There have been some very useful FDL discussions of the polling data coming out of Massachusetts following the Democratic defeat. Here, I’d like to take a look at one question asked in the Research 2000 poll, commissioned by several progressive organizations and conducted on the evening of the election, January 19, after polls closed.

The question (below, with responses hopefully in table form) was the only one that offered a “head to head” (Brown vs. Coakley) comparison, but focused on the all-important national issue of The Economy, in which neither candidate had been a policy-maker. I would suggest much of the voter evaluation regarding this question was not about either candidate, but instead had to do with policy decisions coming from Washington DC.

The Dreaded Economy will likely be the single most important battleground in the midterm election this year and in the 2012 presidential election. Importantly, please note that this poll tracked only those who had voted FOR OBAMA in the most recent presidential election.
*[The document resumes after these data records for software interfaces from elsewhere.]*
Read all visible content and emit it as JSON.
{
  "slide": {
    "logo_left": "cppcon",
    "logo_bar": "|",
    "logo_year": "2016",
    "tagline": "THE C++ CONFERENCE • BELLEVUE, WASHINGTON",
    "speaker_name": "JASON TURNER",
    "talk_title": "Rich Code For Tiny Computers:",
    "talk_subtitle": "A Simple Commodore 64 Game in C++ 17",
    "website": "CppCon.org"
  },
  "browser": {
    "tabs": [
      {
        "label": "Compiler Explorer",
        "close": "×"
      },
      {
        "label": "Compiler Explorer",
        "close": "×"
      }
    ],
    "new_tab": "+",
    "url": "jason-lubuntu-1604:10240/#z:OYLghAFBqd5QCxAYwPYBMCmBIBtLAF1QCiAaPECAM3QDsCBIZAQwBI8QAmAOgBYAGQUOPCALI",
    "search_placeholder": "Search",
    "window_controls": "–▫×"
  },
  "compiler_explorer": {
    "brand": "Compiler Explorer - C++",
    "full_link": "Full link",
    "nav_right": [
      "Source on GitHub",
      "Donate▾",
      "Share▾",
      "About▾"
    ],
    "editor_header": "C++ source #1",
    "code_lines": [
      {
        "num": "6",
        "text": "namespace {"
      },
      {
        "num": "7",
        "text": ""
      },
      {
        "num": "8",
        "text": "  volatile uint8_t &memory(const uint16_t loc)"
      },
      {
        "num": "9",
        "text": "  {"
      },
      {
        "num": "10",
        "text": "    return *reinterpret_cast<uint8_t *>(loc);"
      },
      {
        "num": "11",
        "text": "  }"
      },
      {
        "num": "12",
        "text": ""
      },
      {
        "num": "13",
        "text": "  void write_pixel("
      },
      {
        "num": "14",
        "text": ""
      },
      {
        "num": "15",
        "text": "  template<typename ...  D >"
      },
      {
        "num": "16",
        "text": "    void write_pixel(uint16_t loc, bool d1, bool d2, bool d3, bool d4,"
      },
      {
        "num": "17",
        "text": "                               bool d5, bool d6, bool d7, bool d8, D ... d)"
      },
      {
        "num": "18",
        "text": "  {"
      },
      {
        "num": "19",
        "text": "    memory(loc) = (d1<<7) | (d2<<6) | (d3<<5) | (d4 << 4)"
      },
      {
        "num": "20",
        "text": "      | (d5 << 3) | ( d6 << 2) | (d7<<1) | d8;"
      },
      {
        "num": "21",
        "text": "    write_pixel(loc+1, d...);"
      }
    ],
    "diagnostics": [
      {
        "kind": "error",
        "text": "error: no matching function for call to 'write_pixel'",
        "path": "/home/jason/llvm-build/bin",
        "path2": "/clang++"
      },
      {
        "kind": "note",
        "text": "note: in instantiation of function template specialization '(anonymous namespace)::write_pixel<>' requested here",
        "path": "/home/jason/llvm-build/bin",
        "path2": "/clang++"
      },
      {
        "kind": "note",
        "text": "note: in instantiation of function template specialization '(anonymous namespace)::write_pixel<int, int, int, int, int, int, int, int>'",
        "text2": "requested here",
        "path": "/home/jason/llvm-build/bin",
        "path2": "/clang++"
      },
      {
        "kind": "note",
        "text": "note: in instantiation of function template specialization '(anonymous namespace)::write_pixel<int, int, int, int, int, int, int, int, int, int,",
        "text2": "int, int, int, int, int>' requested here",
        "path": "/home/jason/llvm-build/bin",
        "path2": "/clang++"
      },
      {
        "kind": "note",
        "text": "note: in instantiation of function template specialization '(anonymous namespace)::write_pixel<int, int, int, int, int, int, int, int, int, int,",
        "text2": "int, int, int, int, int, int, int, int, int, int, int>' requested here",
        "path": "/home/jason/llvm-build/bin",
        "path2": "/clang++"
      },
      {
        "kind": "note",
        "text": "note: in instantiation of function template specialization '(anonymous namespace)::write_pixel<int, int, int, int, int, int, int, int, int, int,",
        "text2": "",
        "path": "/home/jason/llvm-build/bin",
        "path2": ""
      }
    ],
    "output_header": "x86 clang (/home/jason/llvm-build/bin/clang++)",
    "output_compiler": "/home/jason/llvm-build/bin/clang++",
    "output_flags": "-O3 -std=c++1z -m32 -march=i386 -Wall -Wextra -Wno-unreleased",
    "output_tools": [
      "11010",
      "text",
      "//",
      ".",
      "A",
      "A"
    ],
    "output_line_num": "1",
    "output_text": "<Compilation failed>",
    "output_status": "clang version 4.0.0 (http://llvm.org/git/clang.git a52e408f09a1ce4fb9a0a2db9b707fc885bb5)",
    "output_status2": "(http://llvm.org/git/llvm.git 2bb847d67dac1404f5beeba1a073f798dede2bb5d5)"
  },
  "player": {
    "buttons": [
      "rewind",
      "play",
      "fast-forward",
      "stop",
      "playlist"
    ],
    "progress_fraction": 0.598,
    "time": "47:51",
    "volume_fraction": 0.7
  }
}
Presumably this is because the sponsoring organizations were concerned with the current perspective of Obama’s 2008 majority.

What really caught my eye here was that a significant number of Obama supporters–voters of all stripes–appear to feel abandoned–even in a state as blue as the People’s Republic of Massachusetts:

QUESTION: Which candidate in Tuesday’s special election for Senate did a better job of representing you and your family on economic issues: Republican Scott Brown or Democrat Martha Coakley?

2008 Obama Voters Who VOTED BROWN      
ALL 13% 25% 62%
MEN 10% 29% 61%
WOMEN 16% 21% 63%
DEMOCRATS 16% 17% 67%
REPUBLICANS 6% 42% 52%
INDEPENDENTS 13% 24% 63%
2008 Obama Voters Who STAYED HOME      
ALL 26% 9% 65%
MEN 23% 11% 66%
WOMEN 29% 7% 64%
DEMOCRATS 28% 7% 65%
REPUBLICANS 4% 34% 62%
INDEPENDENTS 15% 24% 61%

Look at the huge numbers under the “NEITHER” column above. Regardless of gender or party affiliation and regardless of whether voters went for Brown or stayed home and didn’t vote at all, a strong majority of Obama supporters felt that neither Brown nor Coakley would represent voters’ economic interests. Significantly, this held true even for Republicans who voted for Brown–even GOP voters felt that their own party’s candidate didn’t represent their economic interests.

I would argue that the response to this question doesn’t show a strong shift from Democratic to GOP parties–at least along economic lines. What is represented by the data is increasing voter distrust of both parties, and this can only be laid partially, if at all, at Brown’s or Coakley’s feet. Neither Brown nor Coakley have been involved in any of the decisions that have angered voters all across the political spectrum. In my view, a much larger share of the causality rests with those who have been making economic policy decisions in Washington for the past year.

It’s important to underline the limitations of these results, in that they refer only to the outlook of those who voted for Obama in the last election, rather than the Massachusetts electorate as a whole. Still, the responses to this question provide systematic data suggesting a general withering of support for Obama on economic policy grounds, but more specifically a condemnation of government economic policy generally. The voters canvassed in this poll appear to be saying “A pox on both your houses”—a general abandonment of hope that either party is actually interested in representing the economic needs of a majority of “average” Americans.

Casual Observer

Casual Observer